We wandered through the vineyards with fabulous views of the Pic St Loup and the dramatic cliff face of the Montagne de l'Hortus. Domaine de l'Hortus, Bergerie de l'Hortus was nicely rounded with white blossom and fresh acidity and drinking beautifully with a filet de loup with some leeks. This one did get swallowed. Mas de Farjou, les Hautes Terres, was a blend of Marsanne, Rousanne, Viognier and Grenache blanc, with some oak which made it quite firm and dry.
The main course, a slab of duck breast, was set up by the little Romanesque chapel of Notre Dame d'Aleyrac, where there was a small exhibition by a local artist, Thomas Verny, of pictures focussing on local scenery. Domaine l'Hortus, Grande Cuvée, was nicely firm and mineral, with stony red fruit. That got swallowed too. So did another favourite, Mas Bruguière, la Grenadine, which had some youthful red fruit. 2011 – most people were showing more recent vintages - Château Lascaux, les Nobles Pierres, was firm and leathery, with some ripe tapenade fruit and nicely evolving. Château Puech-Haut, a newcomer to Pic St Loup, was dense and oaky, as was Domaine Christophe Peyrus. Mas Peyrole, a blend of Syrah, Mourvèdre and Grenache, was nicely rounded with balanced fruit and tannin. And the cooperative of St. Mathieu de Treviers, les Vignerons du Pic, Tour du Roc was ripe and rounded with a streak of tannin.
The cheese course was at a refreshingly breezy spot by the ruins of an old charcoal burner's home from the 1960s. Pierre Clavel of Domaine Clavel was pouring his Bonne Pioche, which was ripe and rounded with some tapenade fruit. And at the neighbouring barrel was Marie-Danielle Brubach who has just two hectares of vines, in four plots, planted with Syrah, Cinsaut and Grenache. Her wine was fresh and peppery. She took a roundabout route to wine and the Languedoc from Strasbourg via Paris and has been making wine since 2007. And there were white wines too. Château Cazeneuve was rounded and satisfyingly complete. Château de Valflaunès, Pourquoi Pas? had a stony nose, with a rounded biscuity palate. In contrast Domaine St. Daumary was based on Vermentino and was firm and fresh. Domaine la Triballe has benefitted from the extension of the area; their white wine is a blend of Vermentino, Roussanne, Marsanne and Viognier, which packed some ripe peachy fruit on the palate.

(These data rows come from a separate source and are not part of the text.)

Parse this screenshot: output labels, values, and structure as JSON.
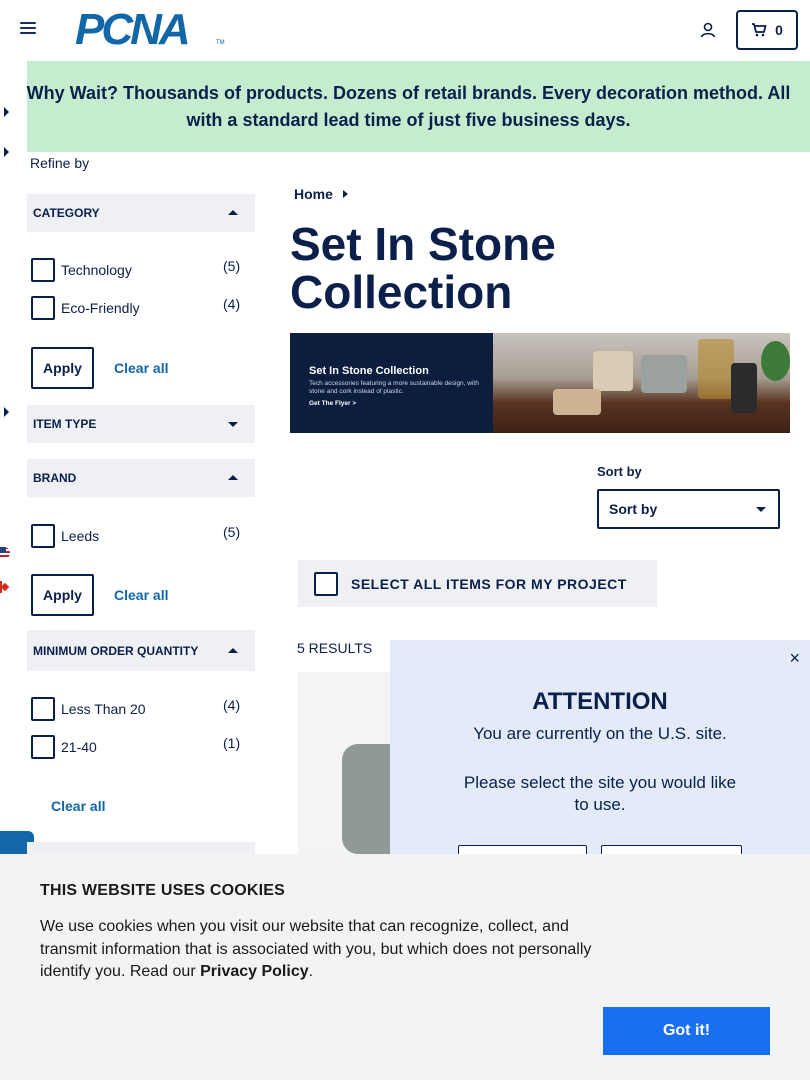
{
  "header": {
    "logo": "PCNA",
    "logo_tm": "TM",
    "cart_count": "0"
  },
  "promo": {
    "text": "Why Wait? Thousands of products. Dozens of retail brands. Every decoration method. All with a standard lead time of just five business days."
  },
  "sidebar": {
    "refine_title": "Refine by",
    "facets": {
      "category": {
        "title": "CATEGORY",
        "options": [
          {
            "label": "Technology",
            "count": "(5)"
          },
          {
            "label": "Eco-Friendly",
            "count": "(4)"
          }
        ],
        "apply": "Apply",
        "clear": "Clear all"
      },
      "item_type": {
        "title": "ITEM TYPE"
      },
      "brand": {
        "title": "BRAND",
        "options": [
          {
            "label": "Leeds",
            "count": "(5)"
          }
        ],
        "apply": "Apply",
        "clear": "Clear all"
      },
      "moq": {
        "title": "MINIMUM ORDER QUANTITY",
        "options": [
          {
            "label": "Less Than 20",
            "count": "(4)"
          },
          {
            "label": "21-40",
            "count": "(1)"
          }
        ],
        "clear": "Clear all"
      }
    }
  },
  "main": {
    "breadcrumb": "Home",
    "title": "Set In Stone Collection",
    "hero": {
      "heading": "Set In Stone Collection",
      "subtext": "Tech accessories featuring a more sustainable design, with stone and cork instead of plastic.",
      "cta": "Get The Flyer >"
    },
    "sort": {
      "label": "Sort by",
      "value": "Sort by"
    },
    "select_all": "SELECT ALL ITEMS FOR MY PROJECT",
    "results": "5 RESULTS"
  },
  "attention": {
    "close": "×",
    "title": "ATTENTION",
    "message": "You are currently on the U.S. site.",
    "ask": "Please select the site you would like to use."
  },
  "cookie": {
    "title": "THIS WEBSITE USES COOKIES",
    "body": "We use cookies when you visit our website that can recognize, collect, and transmit information that is associated with you, but which does not personally identify you. Read our ",
    "link": "Privacy Policy",
    "period": ".",
    "button": "Got it!"
  },
  "colors": {
    "navy": "#0b1f4b",
    "brand_blue": "#1167a8",
    "promo_green": "#c6eccf",
    "facet_gray": "#eef0f4",
    "modal_blue": "#e3ebf8",
    "cookie_button": "#1a6ff0"
  },
  "icons": [
    "hamburger-menu-icon",
    "user-icon",
    "cart-icon",
    "chevron-right-icon",
    "caret-up-icon",
    "caret-down-icon",
    "close-icon",
    "us-flag-icon",
    "canada-flag-icon"
  ]
}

And the final étape was an elegant dessert, an entremet au chocolat blanc and caramel with fruits rouges. It has to be said that Pic St Loup is not really the ideal accompaniment to a dessert, so I tasted first. This étape was also less crowded; people were obviously lingering over their meat and cheese courses, as there were many more wines to try than I have described. Clos Marie blanc, Manon was elegant and structured, made from Roussanne, Marsanne, Clairette and Chardonnay, aged in vat. Clos Marie really suffered with the hail last year, with 95% of their vineyards affected, so this wine was made from bought grapes. Mas de Fournel was a blend of Vermentino, Roussanne and Marsanne with some rounded ripe fruit. Domaine Desvabres was a blend of Chardonnay, Bourboulenc and Vermentino with some firm fruit and crisp acidity. Château la Roque rosé was pale in colour with red fruit and a soft finish. And the last wine of the walk, but not of the day, was a red, Domaine les Grandes Costes, which is predominantly Syrah with 15% Grenache and 5% Cinsaut, given 15 months élevage. It was rounded and ripe with some supple tannins, making a good finale. Despite the heat, it was a grand day out.